The court also has a range of ancillary orders available to it. It can order compensation to be paid to cover the costs of clear up. Where profit has been made from fly-tipping activities, confiscation proceedings can be pursued to negate this. The court can also use such orders to make it more difficult for an offender to repeat his behaviour in future. These ancillary orders are of particular relevance when a vehicle was used in the commission of the offence.
For offences under section 33 EPA 1990, the court has the power to order forfeiture of vehicles under section 33C. Offenders also risk being disqualified from driving under the general power found in section 47 PCCSA.
To order forfeiture the court must be satisfied that a vehicle was used in the commission of the offence and that at the time of conviction the offender has rights in the vehicle. It is important to note that the defendant does not need to be the owner or registered keeper of the vehicle. Rights in the vehicle can be evinced by having access to the vehicle or being insured to drive it. The court is not precluded from making an order for forfeiture merely because the defendant has proved they are not the owner.
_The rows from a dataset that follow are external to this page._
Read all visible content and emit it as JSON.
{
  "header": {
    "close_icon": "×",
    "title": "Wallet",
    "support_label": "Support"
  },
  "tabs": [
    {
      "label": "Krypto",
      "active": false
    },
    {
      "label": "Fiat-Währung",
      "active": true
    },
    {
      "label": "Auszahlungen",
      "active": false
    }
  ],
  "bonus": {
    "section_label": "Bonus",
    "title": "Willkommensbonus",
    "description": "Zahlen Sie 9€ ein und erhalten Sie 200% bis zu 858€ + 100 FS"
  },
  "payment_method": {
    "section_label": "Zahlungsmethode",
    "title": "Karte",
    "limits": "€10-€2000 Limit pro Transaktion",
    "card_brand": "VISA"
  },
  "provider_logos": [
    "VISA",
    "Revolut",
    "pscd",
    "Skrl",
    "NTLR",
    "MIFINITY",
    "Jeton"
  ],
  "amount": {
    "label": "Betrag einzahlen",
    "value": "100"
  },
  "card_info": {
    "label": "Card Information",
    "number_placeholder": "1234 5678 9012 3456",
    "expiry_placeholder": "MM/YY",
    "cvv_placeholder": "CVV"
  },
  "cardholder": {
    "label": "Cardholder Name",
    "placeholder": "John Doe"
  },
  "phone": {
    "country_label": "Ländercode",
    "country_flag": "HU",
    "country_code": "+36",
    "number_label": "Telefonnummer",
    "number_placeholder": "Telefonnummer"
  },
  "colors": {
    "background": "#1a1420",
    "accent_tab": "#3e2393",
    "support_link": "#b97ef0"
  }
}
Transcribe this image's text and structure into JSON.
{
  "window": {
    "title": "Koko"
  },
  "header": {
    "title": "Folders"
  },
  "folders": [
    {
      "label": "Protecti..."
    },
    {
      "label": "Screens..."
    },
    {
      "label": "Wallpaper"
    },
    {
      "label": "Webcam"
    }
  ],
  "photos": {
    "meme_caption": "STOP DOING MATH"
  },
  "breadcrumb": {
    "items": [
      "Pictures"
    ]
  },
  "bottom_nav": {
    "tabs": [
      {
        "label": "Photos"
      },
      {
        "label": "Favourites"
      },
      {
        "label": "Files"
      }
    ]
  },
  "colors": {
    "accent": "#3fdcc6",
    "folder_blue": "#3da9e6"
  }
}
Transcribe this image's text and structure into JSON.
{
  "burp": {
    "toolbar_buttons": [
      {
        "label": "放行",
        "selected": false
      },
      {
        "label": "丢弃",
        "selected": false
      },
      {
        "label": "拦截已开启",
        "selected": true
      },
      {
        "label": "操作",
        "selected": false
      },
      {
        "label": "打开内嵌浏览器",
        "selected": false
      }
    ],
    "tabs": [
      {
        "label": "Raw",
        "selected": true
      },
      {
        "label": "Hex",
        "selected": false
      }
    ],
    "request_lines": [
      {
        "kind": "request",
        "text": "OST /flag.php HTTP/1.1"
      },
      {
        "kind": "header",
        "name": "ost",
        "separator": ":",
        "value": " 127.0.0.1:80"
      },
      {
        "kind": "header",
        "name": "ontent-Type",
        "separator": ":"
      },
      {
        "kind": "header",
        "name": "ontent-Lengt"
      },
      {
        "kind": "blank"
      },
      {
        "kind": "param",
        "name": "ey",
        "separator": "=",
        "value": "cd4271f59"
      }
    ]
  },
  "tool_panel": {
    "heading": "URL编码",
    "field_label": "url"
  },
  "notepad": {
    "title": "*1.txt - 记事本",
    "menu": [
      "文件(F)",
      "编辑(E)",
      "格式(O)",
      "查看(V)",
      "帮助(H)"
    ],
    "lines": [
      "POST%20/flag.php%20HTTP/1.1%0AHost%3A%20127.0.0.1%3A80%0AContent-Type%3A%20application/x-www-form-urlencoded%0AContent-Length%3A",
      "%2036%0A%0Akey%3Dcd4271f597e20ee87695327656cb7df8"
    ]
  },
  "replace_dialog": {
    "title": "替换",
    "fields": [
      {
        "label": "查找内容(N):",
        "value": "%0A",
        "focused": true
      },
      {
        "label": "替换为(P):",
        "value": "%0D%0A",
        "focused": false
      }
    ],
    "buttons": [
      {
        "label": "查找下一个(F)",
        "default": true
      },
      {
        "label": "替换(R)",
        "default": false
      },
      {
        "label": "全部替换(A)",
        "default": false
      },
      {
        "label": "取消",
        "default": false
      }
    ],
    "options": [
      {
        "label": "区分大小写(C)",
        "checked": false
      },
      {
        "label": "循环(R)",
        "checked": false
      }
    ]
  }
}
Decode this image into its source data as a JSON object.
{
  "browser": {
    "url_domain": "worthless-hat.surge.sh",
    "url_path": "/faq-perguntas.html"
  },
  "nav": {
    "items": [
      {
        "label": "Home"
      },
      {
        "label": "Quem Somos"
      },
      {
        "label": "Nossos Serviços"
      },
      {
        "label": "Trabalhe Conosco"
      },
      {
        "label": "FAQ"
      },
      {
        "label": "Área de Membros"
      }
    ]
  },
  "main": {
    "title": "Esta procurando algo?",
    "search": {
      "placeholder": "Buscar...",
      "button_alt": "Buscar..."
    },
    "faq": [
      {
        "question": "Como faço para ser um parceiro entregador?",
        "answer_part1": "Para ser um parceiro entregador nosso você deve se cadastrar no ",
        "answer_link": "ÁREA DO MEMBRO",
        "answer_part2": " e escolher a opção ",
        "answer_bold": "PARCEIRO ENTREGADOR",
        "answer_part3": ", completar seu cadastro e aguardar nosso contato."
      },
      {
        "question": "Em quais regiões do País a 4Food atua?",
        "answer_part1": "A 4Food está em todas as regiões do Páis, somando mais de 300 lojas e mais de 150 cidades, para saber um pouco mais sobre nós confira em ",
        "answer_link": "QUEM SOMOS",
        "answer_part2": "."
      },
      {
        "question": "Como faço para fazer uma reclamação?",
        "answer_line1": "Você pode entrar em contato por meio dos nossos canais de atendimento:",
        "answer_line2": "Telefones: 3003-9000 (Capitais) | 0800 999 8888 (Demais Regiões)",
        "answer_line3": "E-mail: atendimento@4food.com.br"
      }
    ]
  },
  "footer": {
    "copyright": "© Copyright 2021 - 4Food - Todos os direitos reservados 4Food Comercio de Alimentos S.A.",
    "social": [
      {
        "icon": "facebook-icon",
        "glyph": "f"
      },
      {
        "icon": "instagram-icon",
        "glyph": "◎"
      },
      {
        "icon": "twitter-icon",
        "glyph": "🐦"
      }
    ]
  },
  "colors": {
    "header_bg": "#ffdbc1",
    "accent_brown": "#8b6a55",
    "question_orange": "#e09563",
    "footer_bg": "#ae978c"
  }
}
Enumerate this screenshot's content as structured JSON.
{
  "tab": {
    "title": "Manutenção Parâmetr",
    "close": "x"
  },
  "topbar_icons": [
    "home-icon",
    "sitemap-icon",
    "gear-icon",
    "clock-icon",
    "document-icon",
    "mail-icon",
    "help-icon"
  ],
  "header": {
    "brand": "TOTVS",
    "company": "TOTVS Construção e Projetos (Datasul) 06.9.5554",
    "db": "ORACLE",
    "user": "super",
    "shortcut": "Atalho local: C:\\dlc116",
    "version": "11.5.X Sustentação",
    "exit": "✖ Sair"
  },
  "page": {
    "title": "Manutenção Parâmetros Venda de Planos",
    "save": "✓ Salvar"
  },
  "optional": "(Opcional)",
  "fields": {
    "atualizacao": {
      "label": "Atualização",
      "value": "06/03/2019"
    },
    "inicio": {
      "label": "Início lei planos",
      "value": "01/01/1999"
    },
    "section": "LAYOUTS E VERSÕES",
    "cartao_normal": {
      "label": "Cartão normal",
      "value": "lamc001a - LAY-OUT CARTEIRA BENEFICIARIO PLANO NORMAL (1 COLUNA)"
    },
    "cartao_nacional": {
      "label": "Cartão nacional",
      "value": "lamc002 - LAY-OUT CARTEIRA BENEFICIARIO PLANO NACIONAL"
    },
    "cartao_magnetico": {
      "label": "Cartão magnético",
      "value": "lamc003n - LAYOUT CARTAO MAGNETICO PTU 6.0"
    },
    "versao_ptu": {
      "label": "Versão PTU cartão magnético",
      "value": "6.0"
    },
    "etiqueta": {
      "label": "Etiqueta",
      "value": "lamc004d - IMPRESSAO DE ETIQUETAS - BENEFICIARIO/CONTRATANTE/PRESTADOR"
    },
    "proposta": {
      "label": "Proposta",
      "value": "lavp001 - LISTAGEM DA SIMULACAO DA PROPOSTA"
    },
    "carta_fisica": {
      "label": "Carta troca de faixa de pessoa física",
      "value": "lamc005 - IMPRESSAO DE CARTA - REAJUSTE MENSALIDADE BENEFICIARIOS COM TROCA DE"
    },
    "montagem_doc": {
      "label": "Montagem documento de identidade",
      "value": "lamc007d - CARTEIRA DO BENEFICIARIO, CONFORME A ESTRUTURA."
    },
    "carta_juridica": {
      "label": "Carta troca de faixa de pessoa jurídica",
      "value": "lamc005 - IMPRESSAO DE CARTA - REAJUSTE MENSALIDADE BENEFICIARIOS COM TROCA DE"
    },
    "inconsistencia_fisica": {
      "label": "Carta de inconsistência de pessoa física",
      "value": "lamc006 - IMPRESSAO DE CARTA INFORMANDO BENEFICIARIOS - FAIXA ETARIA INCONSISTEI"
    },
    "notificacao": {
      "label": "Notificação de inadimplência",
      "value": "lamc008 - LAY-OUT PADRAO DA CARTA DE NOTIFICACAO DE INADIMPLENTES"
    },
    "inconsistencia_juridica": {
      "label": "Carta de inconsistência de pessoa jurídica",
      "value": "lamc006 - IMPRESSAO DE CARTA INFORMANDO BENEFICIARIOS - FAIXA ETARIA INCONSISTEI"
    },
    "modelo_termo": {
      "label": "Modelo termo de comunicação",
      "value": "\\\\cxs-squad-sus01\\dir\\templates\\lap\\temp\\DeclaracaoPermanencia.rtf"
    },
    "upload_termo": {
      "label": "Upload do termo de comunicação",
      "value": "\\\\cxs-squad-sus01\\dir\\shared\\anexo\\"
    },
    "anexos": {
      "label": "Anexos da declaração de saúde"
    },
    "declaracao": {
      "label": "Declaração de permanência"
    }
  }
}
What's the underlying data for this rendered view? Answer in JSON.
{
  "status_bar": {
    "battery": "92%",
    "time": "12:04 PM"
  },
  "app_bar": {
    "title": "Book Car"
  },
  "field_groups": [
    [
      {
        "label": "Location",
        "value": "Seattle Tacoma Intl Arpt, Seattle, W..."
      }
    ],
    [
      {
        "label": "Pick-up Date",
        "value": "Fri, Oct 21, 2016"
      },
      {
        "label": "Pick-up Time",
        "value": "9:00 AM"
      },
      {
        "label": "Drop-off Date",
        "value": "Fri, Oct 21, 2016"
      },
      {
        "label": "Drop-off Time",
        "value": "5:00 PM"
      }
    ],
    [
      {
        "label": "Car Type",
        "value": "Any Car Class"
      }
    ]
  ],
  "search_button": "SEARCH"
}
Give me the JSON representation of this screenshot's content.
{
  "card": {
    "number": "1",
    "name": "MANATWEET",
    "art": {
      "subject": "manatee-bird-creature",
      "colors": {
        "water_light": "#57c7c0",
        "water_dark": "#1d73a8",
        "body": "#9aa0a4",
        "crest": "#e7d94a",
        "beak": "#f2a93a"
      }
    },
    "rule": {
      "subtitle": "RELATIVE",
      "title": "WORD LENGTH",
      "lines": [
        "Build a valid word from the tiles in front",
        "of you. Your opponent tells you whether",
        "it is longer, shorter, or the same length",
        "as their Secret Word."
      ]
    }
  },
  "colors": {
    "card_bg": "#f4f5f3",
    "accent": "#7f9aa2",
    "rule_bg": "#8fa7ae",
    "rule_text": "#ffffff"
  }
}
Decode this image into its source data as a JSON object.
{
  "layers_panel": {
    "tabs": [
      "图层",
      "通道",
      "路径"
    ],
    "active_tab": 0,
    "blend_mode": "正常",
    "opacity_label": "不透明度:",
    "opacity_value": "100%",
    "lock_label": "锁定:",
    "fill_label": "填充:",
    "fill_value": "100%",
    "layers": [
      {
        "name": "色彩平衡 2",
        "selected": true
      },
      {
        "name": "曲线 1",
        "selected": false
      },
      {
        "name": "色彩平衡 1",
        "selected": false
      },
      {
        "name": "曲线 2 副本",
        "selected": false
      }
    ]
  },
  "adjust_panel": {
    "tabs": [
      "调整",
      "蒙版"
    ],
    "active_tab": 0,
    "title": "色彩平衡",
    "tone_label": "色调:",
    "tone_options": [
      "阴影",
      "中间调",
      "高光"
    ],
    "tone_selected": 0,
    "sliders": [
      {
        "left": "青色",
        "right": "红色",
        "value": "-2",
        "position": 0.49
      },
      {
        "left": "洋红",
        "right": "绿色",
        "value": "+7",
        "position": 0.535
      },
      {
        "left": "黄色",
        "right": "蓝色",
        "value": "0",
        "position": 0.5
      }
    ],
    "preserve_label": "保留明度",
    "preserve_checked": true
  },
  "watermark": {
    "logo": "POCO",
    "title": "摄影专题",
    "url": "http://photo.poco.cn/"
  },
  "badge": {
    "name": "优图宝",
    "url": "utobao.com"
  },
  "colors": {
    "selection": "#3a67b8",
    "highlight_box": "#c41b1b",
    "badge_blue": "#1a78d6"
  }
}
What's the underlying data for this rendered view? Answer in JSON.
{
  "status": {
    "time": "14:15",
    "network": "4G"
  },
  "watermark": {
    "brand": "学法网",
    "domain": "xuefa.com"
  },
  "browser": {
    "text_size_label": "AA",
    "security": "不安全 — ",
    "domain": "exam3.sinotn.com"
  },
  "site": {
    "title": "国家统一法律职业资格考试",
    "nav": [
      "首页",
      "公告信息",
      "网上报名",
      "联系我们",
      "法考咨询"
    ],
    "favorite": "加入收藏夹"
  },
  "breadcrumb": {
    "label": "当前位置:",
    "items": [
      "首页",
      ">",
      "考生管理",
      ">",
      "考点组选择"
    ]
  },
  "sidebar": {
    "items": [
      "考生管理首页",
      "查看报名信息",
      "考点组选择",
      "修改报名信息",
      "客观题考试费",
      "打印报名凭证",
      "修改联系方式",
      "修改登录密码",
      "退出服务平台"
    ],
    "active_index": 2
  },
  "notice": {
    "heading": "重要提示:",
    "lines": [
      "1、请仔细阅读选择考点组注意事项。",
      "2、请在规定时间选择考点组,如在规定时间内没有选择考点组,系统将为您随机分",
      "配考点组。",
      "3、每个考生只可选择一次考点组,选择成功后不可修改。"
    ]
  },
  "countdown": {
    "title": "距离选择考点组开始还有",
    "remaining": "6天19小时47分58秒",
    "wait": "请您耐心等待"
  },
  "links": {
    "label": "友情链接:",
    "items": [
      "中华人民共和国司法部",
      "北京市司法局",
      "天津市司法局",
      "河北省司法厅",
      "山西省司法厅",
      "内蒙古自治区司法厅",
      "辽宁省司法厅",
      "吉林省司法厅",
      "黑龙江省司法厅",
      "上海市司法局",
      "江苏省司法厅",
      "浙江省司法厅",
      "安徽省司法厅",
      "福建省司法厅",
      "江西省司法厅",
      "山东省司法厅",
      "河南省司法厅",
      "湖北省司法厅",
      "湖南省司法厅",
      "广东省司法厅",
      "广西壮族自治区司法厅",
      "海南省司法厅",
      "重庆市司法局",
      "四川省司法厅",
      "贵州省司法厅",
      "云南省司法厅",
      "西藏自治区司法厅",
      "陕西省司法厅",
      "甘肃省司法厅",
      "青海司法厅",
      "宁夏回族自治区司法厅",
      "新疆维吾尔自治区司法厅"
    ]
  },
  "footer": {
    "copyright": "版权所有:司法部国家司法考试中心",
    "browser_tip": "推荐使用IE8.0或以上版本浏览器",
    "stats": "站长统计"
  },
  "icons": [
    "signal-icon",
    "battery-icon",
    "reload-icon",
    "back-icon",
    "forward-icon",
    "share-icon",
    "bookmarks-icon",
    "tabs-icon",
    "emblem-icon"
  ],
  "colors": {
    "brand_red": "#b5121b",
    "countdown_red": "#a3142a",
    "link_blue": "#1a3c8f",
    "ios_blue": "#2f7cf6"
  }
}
In considering whether to make an order for forfeiture of the vehicle, the court must have regard to a number of factors. Firstly, the court must consider the value of the vehicle. It must consider the likely financial and other effects on the offender of making the order in conjunction with any other order the court considers making. The court must consider the offender’s need to use the vehicle for lawful purposes. For example, if the vehicle is used to transport the offender’s children to school, or to travel to medical appointments, that must be considered. Finally, the court must have regard to whether the making of the order is likely to inhibit the offender from engaging in further unlawful business activities. If the facts suggest that without access to the vehicle the offence could not have been committed, the court will be less sympathetic to any submission against forfeiture.
When sentencing environmental offences the court will seek both to deter other potential offenders, and to prevent the offender from committing further such offences. Harsh sentences, whether financial penalties or custodial, act as a deterrent to others. Ordering compensation to be paid and confiscating the proceeds of crime can negate any profit from engaging in illegal fly-tipping. Depriving an offender of their vehicle or their driving licence will prevent them from using that vehicle in future instances. In the most serious cases, a custodial sentence sends a clear message to all that fly-tipping will not be tolerated.
The definitive guide to sentencing in Environmental Offences can be accessed here.